§ **Goal of the exercise**
Scan the material that follows for lines with "heading". Answer with how many there are, nothing else.
Top of Listed entries
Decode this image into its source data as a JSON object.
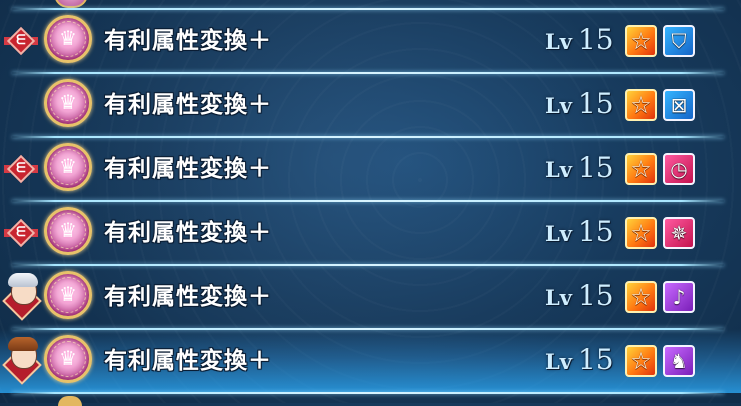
{
  "rows": [
    {
      "skill_name": "有利属性変換＋",
      "level_label": "Lv",
      "level_value": "15",
      "left": "emblem",
      "skill_icon": "crown-icon",
      "type_icon": "shield-icon",
      "type_color": "#1f8fe0",
      "selected": false
    },
    {
      "skill_name": "有利属性変換＋",
      "level_label": "Lv",
      "level_value": "15",
      "left": "none",
      "skill_icon": "crown-icon",
      "type_icon": "crossed-swords-icon",
      "type_color": "#1f8fe0",
      "selected": false
    },
    {
      "skill_name": "有利属性変換＋",
      "level_label": "Lv",
      "level_value": "15",
      "left": "emblem",
      "skill_icon": "crown-icon",
      "type_icon": "timer-icon",
      "type_color": "#e0236a",
      "selected": false
    },
    {
      "skill_name": "有利属性変換＋",
      "level_label": "Lv",
      "level_value": "15",
      "left": "emblem",
      "skill_icon": "crown-icon",
      "type_icon": "compass-icon",
      "type_color": "#e0236a",
      "selected": false
    },
    {
      "skill_name": "有利属性変換＋",
      "level_label": "Lv",
      "level_value": "15",
      "left": "portrait-silver",
      "skill_icon": "crown-icon",
      "type_icon": "horn-icon",
      "type_color": "#a63bd6",
      "selected": false
    },
    {
      "skill_name": "有利属性変換＋",
      "level_label": "Lv",
      "level_value": "15",
      "left": "portrait-brown",
      "skill_icon": "crown-icon",
      "type_icon": "cat-down-icon",
      "type_color": "#a63bd6",
      "selected": true
    }
  ],
  "colors": {
    "accent": "#a7e6ff",
    "star_badge": "#ff7a12",
    "selected_row": "#2daeff"
  }
}
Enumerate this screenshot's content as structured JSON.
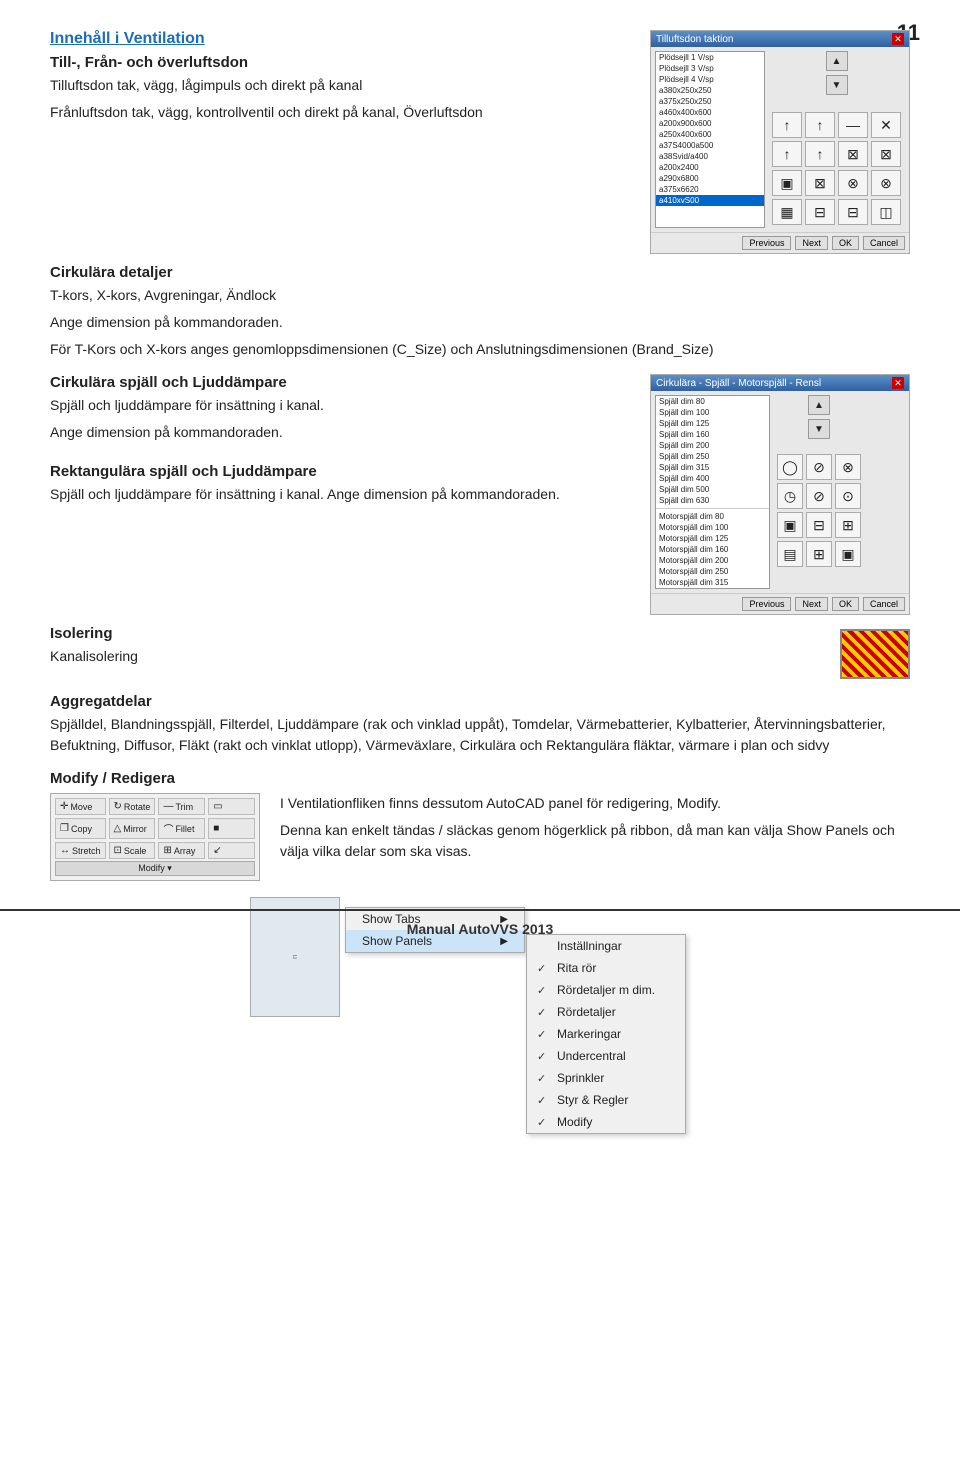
{
  "page": {
    "number": "11",
    "footer": "Manual AutoVVS 2013"
  },
  "heading": {
    "main": "Innehåll i Ventilation",
    "sub1": "Till-, Från- och överluftsdon"
  },
  "section1": {
    "text1": "Tilluftsdon tak, vägg, lågimpuls och direkt på kanal",
    "text2": "Frånluftsdon tak, vägg, kontrollventil och direkt på kanal, Överluftsdon"
  },
  "dialog1": {
    "title": "Tilluftsdon taktion",
    "listItems": [
      "Plödsejll 1 V/sp",
      "Plödsejll 3 V/sp",
      "Plödsejll 4 V/sp",
      "a380x250x250",
      "a375x250x250",
      "a460x400x600",
      "a200x900x600",
      "a250x400x600",
      "a37S4000a500",
      "a38Svid/a400",
      "a200x2400",
      "a290x6800",
      "a375x6620"
    ],
    "selectedItem": "a410xvS00",
    "buttons": [
      "Previous",
      "Next",
      "OK",
      "Cancel"
    ]
  },
  "section2": {
    "heading": "Cirkulära detaljer",
    "text": "T-kors, X-kors, Avgreningar, Ändlock",
    "dimensionText": "Ange dimension på kommandoraden.",
    "xtorsText": "För T-Kors och X-kors anges genomloppsdimensionen (C_Size) och Anslutningsdimensionen (Brand_Size)"
  },
  "section3": {
    "heading": "Cirkulära spjäll och Ljuddämpare",
    "text1": "Spjäll och ljuddämpare för insättning i kanal.",
    "text2": "Ange dimension på kommandoraden."
  },
  "dialog2": {
    "title": "Cirkulära - Spjäll - Motorspjäll - Rensl",
    "spjallItems": [
      "Spjäll dim 80",
      "Spjäll dim 100",
      "Spjäll dim 125",
      "Spjäll dim 160",
      "Spjäll dim 200",
      "Spjäll dim 250",
      "Spjäll dim 315",
      "Spjäll dim 400",
      "Spjäll dim 500",
      "Spjäll dim 630"
    ],
    "motorItems": [
      "Motorspjäll dim 80",
      "Motorspjäll dim 100",
      "Motorspjäll dim 125",
      "Motorspjäll dim 160",
      "Motorspjäll dim 200",
      "Motorspjäll dim 250",
      "Motorspjäll dim 315"
    ],
    "buttons": [
      "Previous",
      "Next",
      "OK",
      "Cancel"
    ]
  },
  "section4": {
    "heading": "Rektangulära spjäll och Ljuddämpare",
    "text": "Spjäll och ljuddämpare för insättning i kanal. Ange dimension på kommandoraden."
  },
  "section5": {
    "heading": "Isolering",
    "text": "Kanalisolering"
  },
  "section6": {
    "heading": "Aggregatdelar",
    "text": "Spjälldel, Blandningsspjäll, Filterdel, Ljuddämpare (rak och vinklad uppåt), Tomdelar, Värmebatterier, Kylbatterier, Återvinningsbatterier, Befuktning, Diffusor, Fläkt (rakt och vinklat utlopp), Värmeväxlare, Cirkulära och Rektangulära fläktar, värmare i plan och sidvy"
  },
  "section7": {
    "heading": "Modify / Redigera",
    "modifyPanel": {
      "items": [
        {
          "icon": "✛",
          "label": "Move"
        },
        {
          "icon": "↻",
          "label": "Rotate"
        },
        {
          "icon": "—/—",
          "label": "Trim"
        },
        {
          "icon": "▭",
          "label": ""
        },
        {
          "icon": "❐",
          "label": "Copy"
        },
        {
          "icon": "△",
          "label": "Mirror"
        },
        {
          "icon": "⌒",
          "label": "Fillet"
        },
        {
          "icon": "■",
          "label": ""
        },
        {
          "icon": "↔",
          "label": "Stretch"
        },
        {
          "icon": "⊡",
          "label": "Scale"
        },
        {
          "icon": "⊞",
          "label": "Array"
        },
        {
          "icon": "↙",
          "label": ""
        }
      ],
      "footerLabel": "Modify ▾"
    },
    "text1": "I Ventilationfliken finns dessutom AutoCAD panel för redigering, Modify.",
    "text2": "Denna kan enkelt tändas / släckas genom högerklick på ribbon, då man kan välja Show Panels och välja vilka delar som ska visas."
  },
  "contextMenu": {
    "items": [
      {
        "label": "Show Tabs",
        "hasArrow": true
      },
      {
        "label": "Show Panels",
        "hasArrow": true
      }
    ],
    "submenu": {
      "items": [
        {
          "label": "Inställningar",
          "checked": false
        },
        {
          "label": "Rita rör",
          "checked": true
        },
        {
          "label": "Rördetaljer m dim.",
          "checked": true
        },
        {
          "label": "Rördetaljer",
          "checked": true
        },
        {
          "label": "Markeringar",
          "checked": true
        },
        {
          "label": "Undercentral",
          "checked": true
        },
        {
          "label": "Sprinkler",
          "checked": true
        },
        {
          "label": "Styr & Regler",
          "checked": true
        },
        {
          "label": "Modify",
          "checked": true
        }
      ]
    }
  }
}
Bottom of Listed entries
§ **Problem solution**
7